The natural history of this archipelago is very remarkable: it seems to be a little world within itself. —Charles Darwin, “Voyage of The Beagle”

After my father died, we left New Jersey with its death and dying and cold winters and fled to Southern California. We were the three of us in a station wagon—my mother, my sister, and I, and it was a simple case of “should we turn left or right?” Which, I’ve come to realize, is the way most of life works.
Door number one: you stay in college, wear turtlenecks, work in a university. Door number two: you drop out of college, run for three hours a day, wait tables. (And turtlenecks, they’re the devil.)

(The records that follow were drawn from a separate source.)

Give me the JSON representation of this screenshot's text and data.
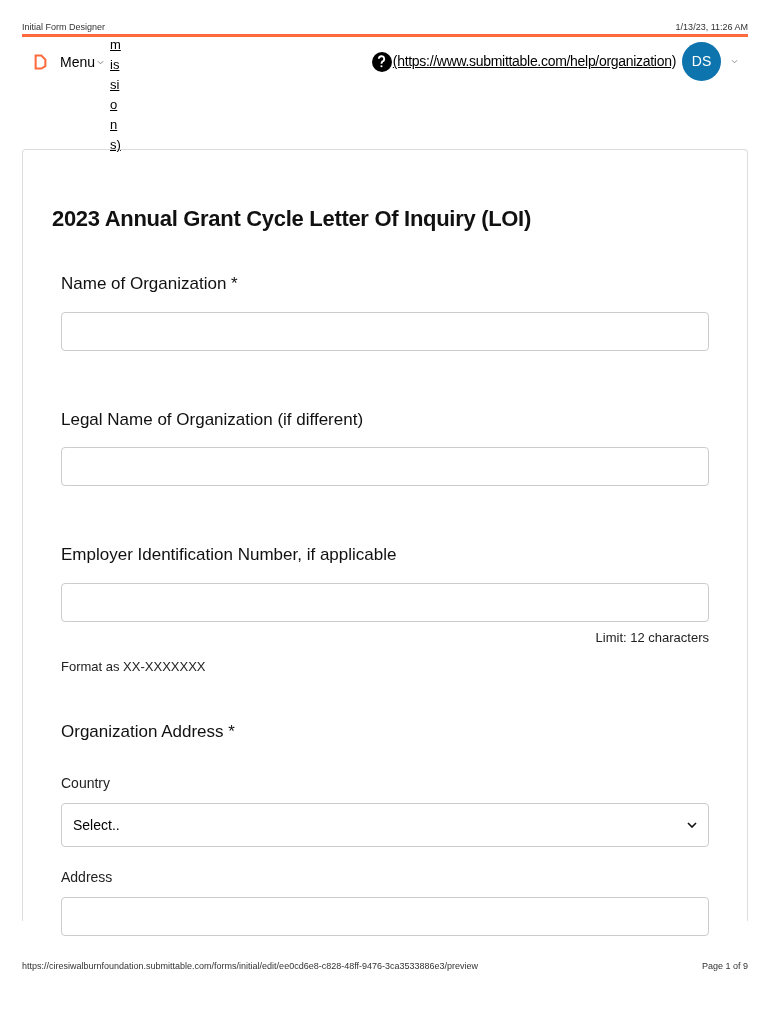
{
  "print_header": {
    "title": "Initial Form Designer",
    "datetime": "1/13/23, 11:26 AM"
  },
  "nav": {
    "menu": "Menu",
    "overflow_link": "missions)",
    "help_link": "(https://www.submittable.com/help/organization)",
    "avatar": "DS"
  },
  "form": {
    "title": "2023 Annual Grant Cycle Letter Of Inquiry (LOI)",
    "fields": [
      {
        "kind": "text",
        "label": "Name of Organization *"
      },
      {
        "kind": "text",
        "label": "Legal Name of Organization (if different)"
      },
      {
        "kind": "text",
        "label": "Employer Identification Number, if applicable",
        "limit": "Limit: 12 characters",
        "help": "Format as XX-XXXXXXX"
      },
      {
        "kind": "heading",
        "label": "Organization Address *"
      },
      {
        "kind": "select",
        "label": "Country",
        "placeholder": "Select.."
      },
      {
        "kind": "text",
        "label": "Address",
        "small": true
      }
    ]
  },
  "print_footer": {
    "url": "https://ciresiwalburnfoundation.submittable.com/forms/initial/edit/ee0cd6e8-c828-48ff-9476-3ca3533886e3/preview",
    "page": "Page 1 of 9"
  }
}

Turn right: he does drugs “one last time” and dies. Turn left: and there he is on the sofa in his frayed cutoffs and we never make the trek to California.

So a should we turn left or right happens and we choose left instead of right and end up in Santa Monica, where we live next to a man, his two daughters, and their beagle, Darwin, whom they keep locked up in a cage.

Darwin was a mean little dog. But hey, I might be mean too if I was confined all day to a small metal prison inside a dark kitchen. His bark was anxious, filled with accusations. I can see now how lonely he must’ve been in that little box. The kitchen empty, the lights out, and Darwin sitting in his own piss. I’d be angry too. Continue Reading…